### PROBLEM DETAILS
Only an exact reprint of all the data is acceptable.

### EXTRACTED RECORDS
Start of Block

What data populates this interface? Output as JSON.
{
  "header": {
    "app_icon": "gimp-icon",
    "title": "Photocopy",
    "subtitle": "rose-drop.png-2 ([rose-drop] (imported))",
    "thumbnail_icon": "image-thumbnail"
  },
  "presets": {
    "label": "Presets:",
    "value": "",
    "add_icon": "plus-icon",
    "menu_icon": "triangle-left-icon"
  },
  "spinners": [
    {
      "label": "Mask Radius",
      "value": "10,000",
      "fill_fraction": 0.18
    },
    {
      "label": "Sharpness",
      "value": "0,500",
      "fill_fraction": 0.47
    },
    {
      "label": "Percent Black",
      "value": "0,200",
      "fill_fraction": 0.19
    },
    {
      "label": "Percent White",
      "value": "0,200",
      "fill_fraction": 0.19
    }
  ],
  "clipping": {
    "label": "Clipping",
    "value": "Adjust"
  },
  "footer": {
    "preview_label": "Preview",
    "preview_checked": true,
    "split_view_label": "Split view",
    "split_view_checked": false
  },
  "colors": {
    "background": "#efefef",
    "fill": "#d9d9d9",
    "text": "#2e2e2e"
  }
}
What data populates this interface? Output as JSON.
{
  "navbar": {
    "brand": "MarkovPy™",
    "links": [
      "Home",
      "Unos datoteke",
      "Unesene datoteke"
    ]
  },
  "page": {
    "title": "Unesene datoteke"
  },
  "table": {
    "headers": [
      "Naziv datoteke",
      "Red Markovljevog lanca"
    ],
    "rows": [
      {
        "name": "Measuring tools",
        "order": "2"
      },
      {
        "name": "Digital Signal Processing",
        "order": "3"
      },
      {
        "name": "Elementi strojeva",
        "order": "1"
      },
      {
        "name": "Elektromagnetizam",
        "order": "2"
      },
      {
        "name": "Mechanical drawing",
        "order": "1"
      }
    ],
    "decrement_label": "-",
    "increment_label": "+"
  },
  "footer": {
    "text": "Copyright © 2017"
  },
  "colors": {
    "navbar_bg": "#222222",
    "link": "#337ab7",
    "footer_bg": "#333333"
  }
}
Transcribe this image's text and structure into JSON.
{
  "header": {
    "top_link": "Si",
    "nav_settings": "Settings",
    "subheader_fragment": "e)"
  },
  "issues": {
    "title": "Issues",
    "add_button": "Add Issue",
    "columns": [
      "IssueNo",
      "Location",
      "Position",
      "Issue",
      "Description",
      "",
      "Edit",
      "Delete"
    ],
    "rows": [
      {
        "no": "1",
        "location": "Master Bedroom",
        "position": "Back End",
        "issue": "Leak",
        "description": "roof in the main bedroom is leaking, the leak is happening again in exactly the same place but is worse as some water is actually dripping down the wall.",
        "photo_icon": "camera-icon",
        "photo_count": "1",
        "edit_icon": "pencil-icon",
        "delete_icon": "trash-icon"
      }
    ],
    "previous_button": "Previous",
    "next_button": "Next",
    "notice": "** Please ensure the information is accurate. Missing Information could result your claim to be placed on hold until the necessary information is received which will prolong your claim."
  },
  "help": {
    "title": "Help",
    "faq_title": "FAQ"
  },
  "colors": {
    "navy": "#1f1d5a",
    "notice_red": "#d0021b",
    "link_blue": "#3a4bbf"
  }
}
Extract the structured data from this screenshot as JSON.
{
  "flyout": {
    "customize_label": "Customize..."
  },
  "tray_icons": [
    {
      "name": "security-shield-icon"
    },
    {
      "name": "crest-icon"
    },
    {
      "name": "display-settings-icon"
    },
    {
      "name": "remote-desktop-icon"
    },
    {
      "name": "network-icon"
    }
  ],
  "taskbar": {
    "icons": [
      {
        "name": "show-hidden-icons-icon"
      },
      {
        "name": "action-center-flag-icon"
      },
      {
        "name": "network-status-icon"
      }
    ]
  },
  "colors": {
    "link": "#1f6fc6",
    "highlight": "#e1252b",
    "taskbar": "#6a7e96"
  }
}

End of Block

### SOLUTION TO THIS EXERCISE
What data populates this interface? Output as JSON.
{
  "header": {
    "app_icon": "gimp-icon",
    "title": "Photocopy",
    "subtitle": "rose-drop.png-2 ([rose-drop] (imported))",
    "thumbnail_icon": "image-thumbnail"
  },
  "presets": {
    "label": "Presets:",
    "value": "",
    "add_icon": "plus-icon",
    "menu_icon": "triangle-left-icon"
  },
  "spinners": [
    {
      "label": "Mask Radius",
      "value": "10,000",
      "fill_fraction": 0.18
    },
    {
      "label": "Sharpness",
      "value": "0,500",
      "fill_fraction": 0.47
    },
    {
      "label": "Percent Black",
      "value": "0,200",
      "fill_fraction": 0.19
    },
    {
      "label": "Percent White",
      "value": "0,200",
      "fill_fraction": 0.19
    }
  ],
  "clipping": {
    "label": "Clipping",
    "value": "Adjust"
  },
  "footer": {
    "preview_label": "Preview",
    "preview_checked": true,
    "split_view_label": "Split view",
    "split_view_checked": false
  },
  "colors": {
    "background": "#efefef",
    "fill": "#d9d9d9",
    "text": "#2e2e2e"
  }
}
What data populates this interface? Output as JSON.
{
  "navbar": {
    "brand": "MarkovPy™",
    "links": [
      "Home",
      "Unos datoteke",
      "Unesene datoteke"
    ]
  },
  "page": {
    "title": "Unesene datoteke"
  },
  "table": {
    "headers": [
      "Naziv datoteke",
      "Red Markovljevog lanca"
    ],
    "rows": [
      {
        "name": "Measuring tools",
        "order": "2"
      },
      {
        "name": "Digital Signal Processing",
        "order": "3"
      },
      {
        "name": "Elementi strojeva",
        "order": "1"
      },
      {
        "name": "Elektromagnetizam",
        "order": "2"
      },
      {
        "name": "Mechanical drawing",
        "order": "1"
      }
    ],
    "decrement_label": "-",
    "increment_label": "+"
  },
  "footer": {
    "text": "Copyright © 2017"
  },
  "colors": {
    "navbar_bg": "#222222",
    "link": "#337ab7",
    "footer_bg": "#333333"
  }
}
Transcribe this image's text and structure into JSON.
{
  "header": {
    "top_link": "Si",
    "nav_settings": "Settings",
    "subheader_fragment": "e)"
  },
  "issues": {
    "title": "Issues",
    "add_button": "Add Issue",
    "columns": [
      "IssueNo",
      "Location",
      "Position",
      "Issue",
      "Description",
      "",
      "Edit",
      "Delete"
    ],
    "rows": [
      {
        "no": "1",
        "location": "Master Bedroom",
        "position": "Back End",
        "issue": "Leak",
        "description": "roof in the main bedroom is leaking, the leak is happening again in exactly the same place but is worse as some water is actually dripping down the wall.",
        "photo_icon": "camera-icon",
        "photo_count": "1",
        "edit_icon": "pencil-icon",
        "delete_icon": "trash-icon"
      }
    ],
    "previous_button": "Previous",
    "next_button": "Next",
    "notice": "** Please ensure the information is accurate. Missing Information could result your claim to be placed on hold until the necessary information is received which will prolong your claim."
  },
  "help": {
    "title": "Help",
    "faq_title": "FAQ"
  },
  "colors": {
    "navy": "#1f1d5a",
    "notice_red": "#d0021b",
    "link_blue": "#3a4bbf"
  }
}
Extract the structured data from this screenshot as JSON.
{
  "flyout": {
    "customize_label": "Customize..."
  },
  "tray_icons": [
    {
      "name": "security-shield-icon"
    },
    {
      "name": "crest-icon"
    },
    {
      "name": "display-settings-icon"
    },
    {
      "name": "remote-desktop-icon"
    },
    {
      "name": "network-icon"
    }
  ],
  "taskbar": {
    "icons": [
      {
        "name": "show-hidden-icons-icon"
      },
      {
        "name": "action-center-flag-icon"
      },
      {
        "name": "network-status-icon"
      }
    ]
  },
  "colors": {
    "link": "#1f6fc6",
    "highlight": "#e1252b",
    "taskbar": "#6a7e96"
  }
}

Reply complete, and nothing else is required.